- Dispose of termination inventory. The contractor must dispose of termination inventory within 120 days, unless otherwise negotiated with the TCO. The contractor must also properly report and coordinate with the Government plant clearance officer (PLCO) in reporting and coding inventory.
What Happens Next?
After the settlement proposal is submitted, the TCO will examine each associated subcontract settlement to determine if subcontract terminations were necessary because of the termination of the prime contract. The TCO will also determine if the contractor’s settlement proposal was developed objectively and reasonably, the associated proposed prices are fair and reasonable, and the proposed prices are allocable to the terminated portion of the contract.
In considering the reasonableness of any associated subcontract settlement, the TCO will generally be guided by the provisions relating to the settlement of prime contracts and will comply with any applicable requirements of FAR 49.107, Audit of Prime Contract Settlement Proposals and Subcontract Settlements, and FAR 49.111, Review of Proposed Settlement, relating to accounting and other reviews. After the examination, the TCO will notify the contractor in writing of approval, ratification, or the reasons for disapproval of the contemplated settlement proposal.
As shown in the table below, the FAR contains numerous termination clauses that apply to specific contract types:
What Does CohnReznick Think?
CohnReznick appreciates the opportunity to help Government contractors identify potential ramifications that may occur during the contract termination process. Toward that end, we have several resources you should look into:
- CohnReznick Insights (www.cohnreznick.com/insights): Provides CohnReznick’s latest insights on business trends, regulatory developments, and economic issues. You can subscribe to receive Insights e-newsletters by email.
- CohnReznick Website (www.cohnreznick.com): In addition to Insights, our website provides extensive information about all aspects of Accounting and Assurance, Tax, and Advisory services.
- CohnReznick GovCon360 (www.govcon360.com): Keeps you up-to-date on the ever-changing regulatory environment that is government contracting. From reference materials to educational presentations and thought leadership pieces on industry matters, GovCon360 is a valuable resource for the Government contracting professional.
- FAR Part 49, Termination of Contracts: http://farsite.hill.af.mil/reghtml/regs/far2afmcfars/fardfars/far/49.htm
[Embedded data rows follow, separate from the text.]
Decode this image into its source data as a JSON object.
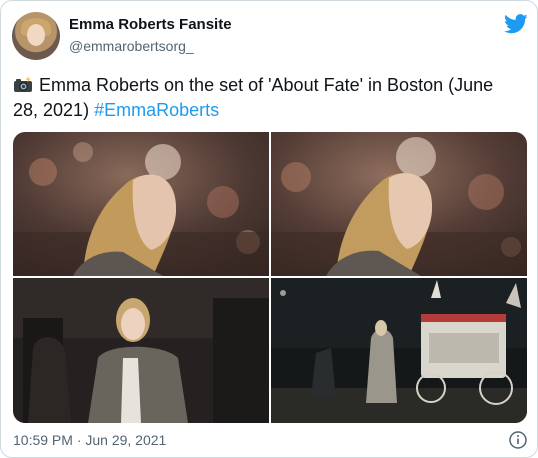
{
  "account": {
    "display_name": "Emma Roberts Fansite",
    "handle": "@emmarobertsorg_",
    "avatar_icon": "profile-photo"
  },
  "tweet": {
    "emoji_icon": "camera-with-flash-icon",
    "text": "Emma Roberts on the set of 'About Fate' in Boston (June 28, 2021) ",
    "hashtag": "#EmmaRoberts"
  },
  "media": [
    {
      "name": "set-photo-closeup-1"
    },
    {
      "name": "set-photo-closeup-2"
    },
    {
      "name": "set-photo-coat"
    },
    {
      "name": "set-photo-carriage"
    }
  ],
  "meta": {
    "timestamp": "10:59 PM · Jun 29, 2021"
  },
  "colors": {
    "link": "#1d9bf0",
    "text": "#0f1419",
    "secondary": "#536471",
    "twitter_blue": "#1d9bf0"
  }
}
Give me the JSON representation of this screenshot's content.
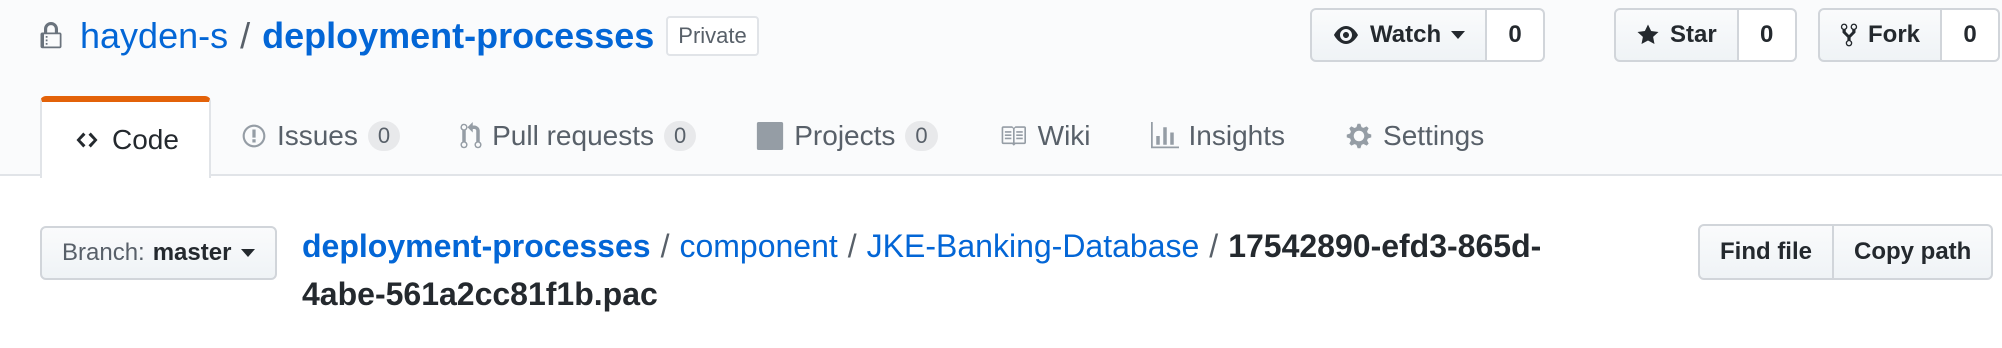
{
  "repo": {
    "owner": "hayden-s",
    "separator": "/",
    "name": "deployment-processes",
    "visibility": "Private"
  },
  "actions": {
    "watch": {
      "label": "Watch",
      "count": "0"
    },
    "star": {
      "label": "Star",
      "count": "0"
    },
    "fork": {
      "label": "Fork",
      "count": "0"
    }
  },
  "tabs": [
    {
      "label": "Code",
      "icon": "code-icon",
      "selected": true
    },
    {
      "label": "Issues",
      "icon": "issue-icon",
      "count": "0"
    },
    {
      "label": "Pull requests",
      "icon": "pull-request-icon",
      "count": "0"
    },
    {
      "label": "Projects",
      "icon": "project-icon",
      "count": "0"
    },
    {
      "label": "Wiki",
      "icon": "book-icon"
    },
    {
      "label": "Insights",
      "icon": "graph-icon"
    },
    {
      "label": "Settings",
      "icon": "gear-icon"
    }
  ],
  "branch": {
    "prefix": "Branch:",
    "name": "master"
  },
  "breadcrumb": {
    "root": "deployment-processes",
    "sep": "/",
    "path": [
      "component",
      "JKE-Banking-Database"
    ],
    "file": "17542890-efd3-865d-4abe-561a2cc81f1b.pac"
  },
  "file_actions": {
    "find_file": "Find file",
    "copy_path": "Copy path"
  },
  "colors": {
    "link": "#0366d6",
    "selected_tab_accent": "#e36209"
  }
}
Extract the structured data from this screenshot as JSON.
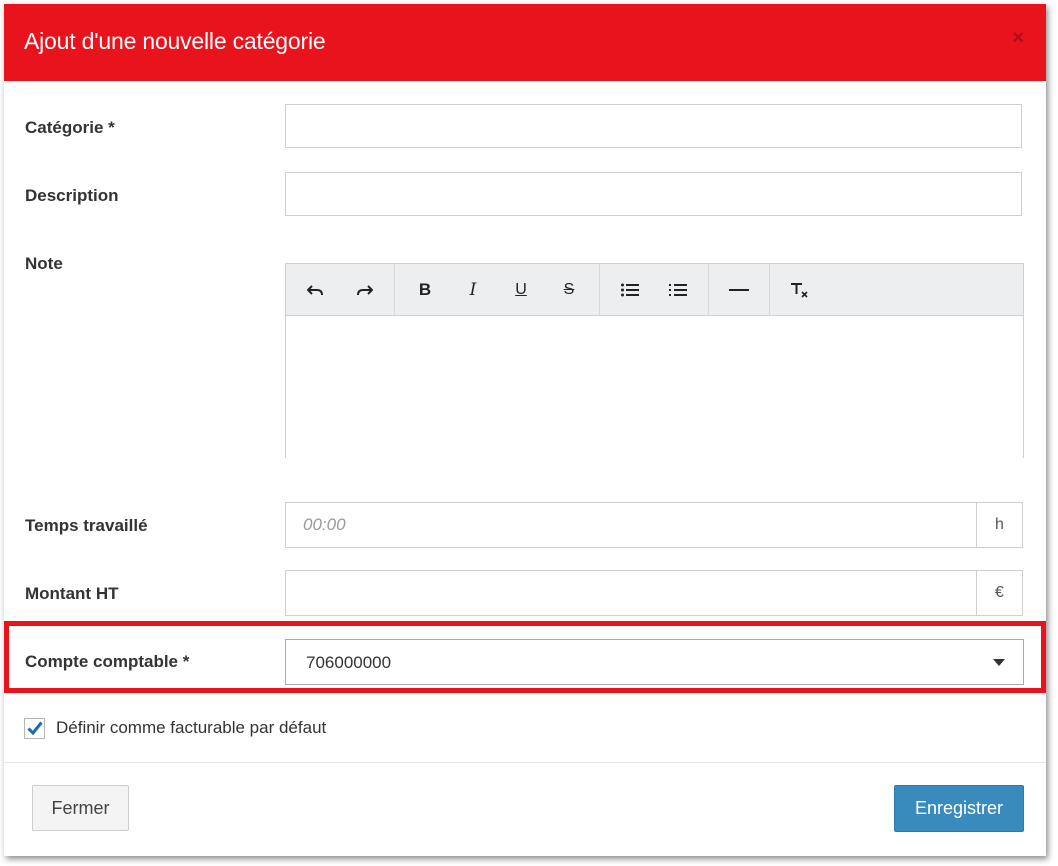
{
  "modal": {
    "title": "Ajout d'une nouvelle catégorie",
    "close_label": "×"
  },
  "form": {
    "category": {
      "label": "Catégorie *",
      "value": ""
    },
    "description": {
      "label": "Description",
      "value": ""
    },
    "note": {
      "label": "Note",
      "toolbar": [
        "undo-icon",
        "redo-icon",
        "bold-icon",
        "italic-icon",
        "underline-icon",
        "strikethrough-icon",
        "bullet-list-icon",
        "numbered-list-icon",
        "horizontal-rule-icon",
        "clear-formatting-icon"
      ],
      "content": ""
    },
    "time_worked": {
      "label": "Temps travaillé",
      "placeholder": "00:00",
      "unit": "h"
    },
    "amount": {
      "label": "Montant HT",
      "value": "",
      "unit": "€"
    },
    "account": {
      "label": "Compte comptable *",
      "value": "706000000"
    },
    "billable": {
      "label": "Définir comme facturable par défaut",
      "checked": true
    }
  },
  "footer": {
    "close_label": "Fermer",
    "save_label": "Enregistrer"
  },
  "colors": {
    "header": "#e8131d",
    "highlight": "#e8131d",
    "primary_button": "#3a8bbd",
    "checkbox_check": "#1a6fa8"
  }
}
- FAR Clauses 52.249-1 through 52.249-12: http://farsite.hill.af.mil/reghtml/regs/far2afmcfars/fardfars/far/52_246.htm
For more information, contact Kristen Soles, Partner, at email@example.com or (703) 847-4411.